We're finally out of the summer heat! It's time once again to really enjoy riding outside, that glorious period where mornings are cool enough to wear arm warmers but don't require booties, where it's possible to just jump on the bike and ride without thinking about your digits freezing or basic overheating after 2 hours.
Sadly, the school year has also started, and that means far less flexibility in my schedule. I reveled in the morning air for about 30 seconds before everyone got up, camping out on the back porch in 55F chill at 5:45 a.m., well before sunrise. Then I went downstairs and rode for an hour on the trainer.
This doesn't feel like what fall should be. Back in the grad school days, this season was where I got to ditch work in the middle of the day and take a few hours to just enjoy the good weather. Sure, that meant working more in the mornings and evenings, but it didn't make any difference when that was done: I'm not a clocked employee who needs to be around 9-5 every day.
Sadly, with an office that's far enough away to make me miss meetings if I leave after 7:45, it's hard to justify waiting with my kids for the school bus and then riding. But it's also hard to disappear for an hour or two before the drop-off for an outdoor ride thanks to darkness -- which, sadly, is not accompanied by less traffic.
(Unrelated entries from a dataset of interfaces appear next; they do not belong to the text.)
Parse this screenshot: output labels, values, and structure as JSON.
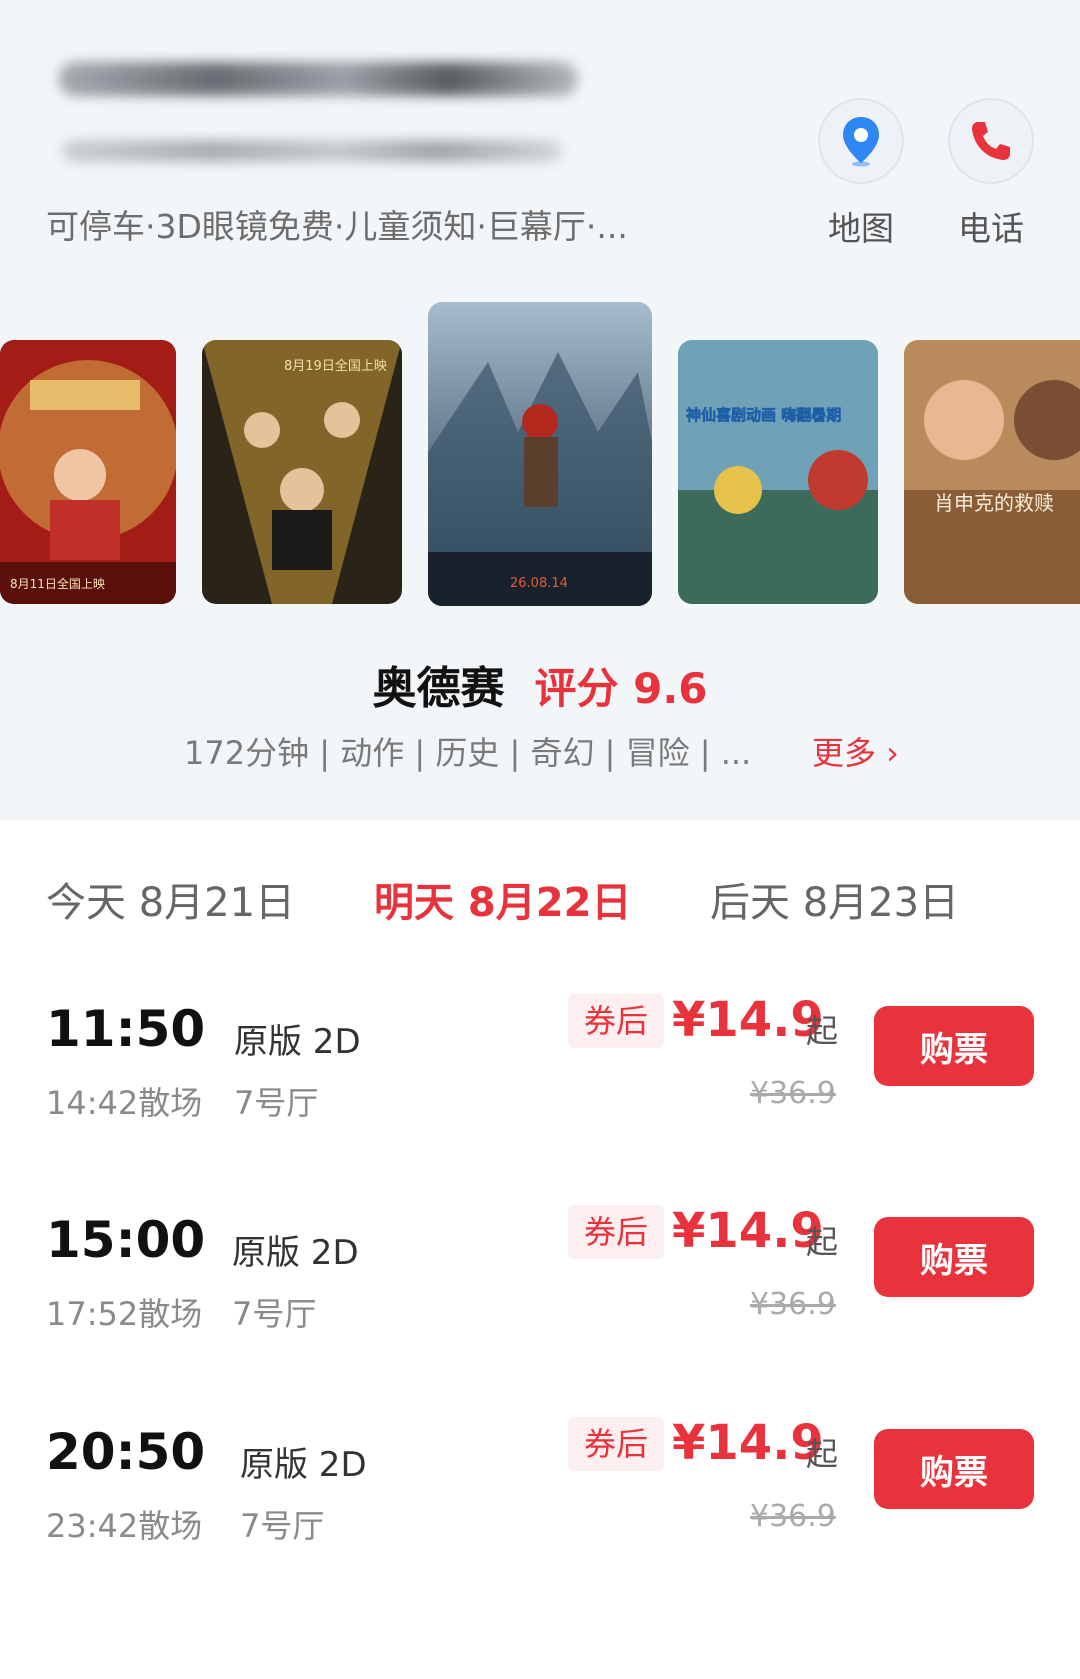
{
  "cinema": {
    "facilities": "可停车·3D眼镜免费·儿童须知·巨幕厅·...",
    "map_label": "地图",
    "phone_label": "电话"
  },
  "posters": [
    {
      "id": "p1",
      "caption": "8月11日全国上映"
    },
    {
      "id": "p2",
      "caption": "8月19日全国上映"
    },
    {
      "id": "p3",
      "caption": "26.08.14"
    },
    {
      "id": "p4",
      "caption": "神仙喜剧动画 嗨翻暑期"
    },
    {
      "id": "p5",
      "caption": "肖申克的救赎"
    }
  ],
  "movie": {
    "name": "奥德赛",
    "score": "评分 9.6",
    "meta": "172分钟 | 动作 | 历史 | 奇幻 | 冒险 | ...",
    "more": "更多 ›"
  },
  "dates": [
    {
      "label": "今天 8月21日",
      "active": false
    },
    {
      "label": "明天 8月22日",
      "active": true
    },
    {
      "label": "后天 8月23日",
      "active": false
    }
  ],
  "showtimes": [
    {
      "start": "11:50",
      "format": "原版 2D",
      "end": "14:42散场",
      "hall": "7号厅",
      "coupon": "券后",
      "price": "¥14.9",
      "suffix": "起",
      "original": "¥36.9",
      "buy": "购票"
    },
    {
      "start": "15:00",
      "format": "原版 2D",
      "end": "17:52散场",
      "hall": "7号厅",
      "coupon": "券后",
      "price": "¥14.9",
      "suffix": "起",
      "original": "¥36.9",
      "buy": "购票"
    },
    {
      "start": "20:50",
      "format": "原版 2D",
      "end": "23:42散场",
      "hall": "7号厅",
      "coupon": "券后",
      "price": "¥14.9",
      "suffix": "起",
      "original": "¥36.9",
      "buy": "购票"
    }
  ],
  "colors": {
    "accent": "#e8323c",
    "header_bg": "#f3f6f9",
    "map_icon": "#2f87f5"
  }
}
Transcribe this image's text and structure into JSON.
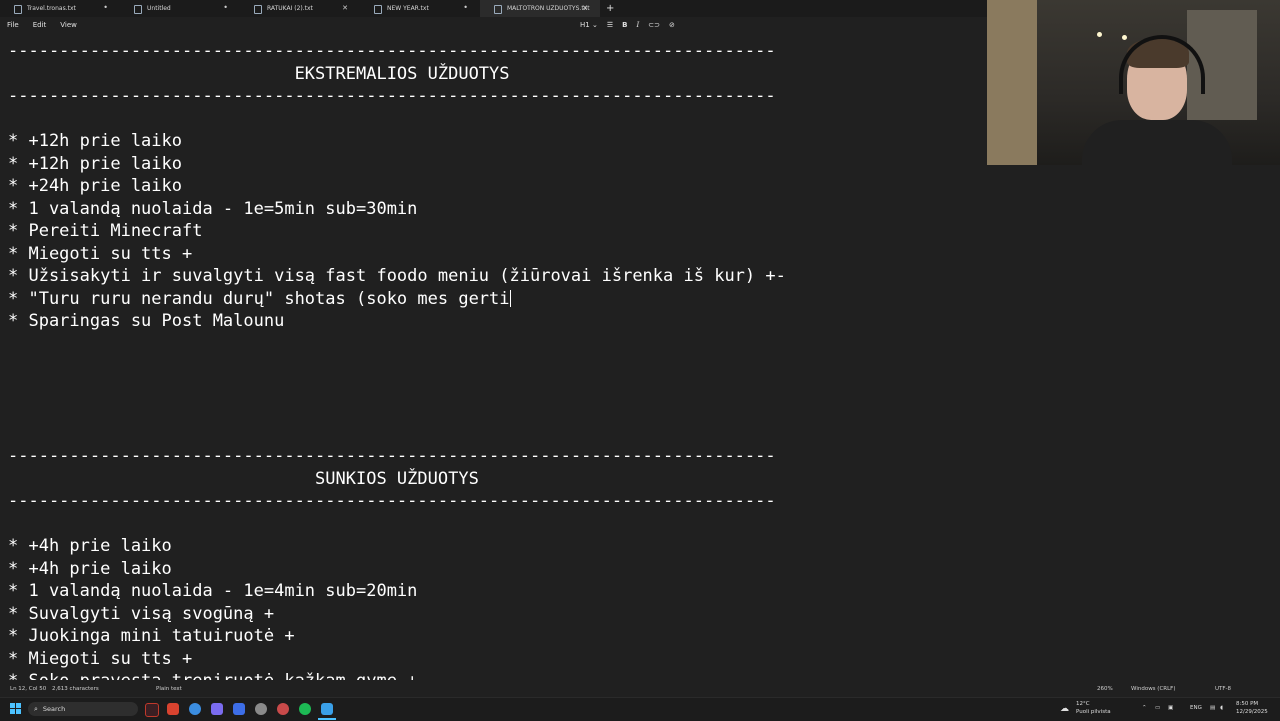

That leaves the trainer, which I can realistically tolerate for no more than an hour on most days and have never succeeded in spending more than 2 hours on in a go.
Kick me outside, and a 2-hour ride feels decent, a 1-hour ride feels like I've barely started. On a trainer, 45 minutes leaves me mildly bored and staring at the clock; at 2 hours I'm pretty much leaping off the bike to end the ride. The sacrifices need to be made, though: getting out of cycling shape is pretty easy, and the trainer offers the only viable alternative in the wee hours where I can ride and, if needed, watch the kids. (The bike trailer may seem like an option, but by the time the kids are up and ready to get in it, any traffic-filled rides that might be done with children in tow are perilous at best.)
The biggest issues I have with the trainer are:
1. Excessive heat -- Houses are warm, which means it's always a 70F ride. Remove any airflow and the ride is never particularly comfortable.
2. Boredom -- There's not much to look at in a house. You can only think about cleaning the cobwebs from the corner so many times; you can only consider all the ways that a small piece of a toy ended up under the couch for so long; you can only watch so many Netflix offerings in a go (also, auto-play kicks out after 2 episodes, which confines rides to "hour-long" shows and movies).
3. Lack of ride variety -- And there are no hills! And no obstacles! It's just straight riding. I briefly propped up the front of my bike to work some different muscles, but it takes effort to put something like that in place. Maybe I'll get an electronically-activated hydraulic jack to make the experience more interesting.
Regardless, it looks like the trainer is going to dominate rides for the next couple weeks until our schedule has stabilized. That doesn't sound too appealing, but it's better than losing what little cycling shape I might have these days.
It's official: I have a touring bike! Well, mostly.
The local bike shop does builds with used components, and I had a bunch of parts lying around. They put a cyclocross frame together with a steel fork, strapped on some new cranks and a new cassette, bolted my parts to it, and gave it back. All that leaves for me to get are a couple fenders, a pannier rack, and some panniers. With all that, I'll be kitted out for routing, or just commuting more comfortably.
The whole package was well worth the $500, since it comes with much higher-end components than I would have otherwise gotten. The only downsides: the shifters are a tad abused -- one of them came from me -- and the fork is actually very very very very very dark green.
Indeed, as seen in the above setup, my first real ride on it was on a trainer. The weather promptly turned rainy, and I wanted to give the whole thing a test without having to clean the bike after 12 hours in my house.
The world clearly needs more blogs.
Considering the sites that promote specific dog breeds, crazy medical ideas, and alien encounters, one about beer and bicycling is maybe not unique and perhaps unnecessary. But here it is, in what I hope will be a unique reading and commenting experience that brings in cyclists of various stripes, beer lovers of all shades, and even homebrewing cyclists of many shapes and sizes. I know they exist. I even know some. And they cannot be denied, as these very people will now be populating a site with their Superfund-worthy thoughts.
You'll find three sets of content here, each updated whenever we get around to them:
1. Bike Rack -- Everything bicycles. Advocacy, transportation policy, road thoughts, uses, considerations in those uses, people (sane or not) riding them, people writing about cycling, and anything that comes to mind about putting self-propelled vehicles on the roads (whether technically "bicycles" or not).
2. Fermenter -- Brewing and beer. How and what we brew, what we're drinking, what other people are brewing and drinking, beer trends, interesting beer news, people writing about and discussing beer, and whatever else seems appropriate -- or inappropriate.
3. Across the Moat -- Everything else. These will range depending on what's caught our fancy at the moment. Good luck with that.
Mash out. Spin on.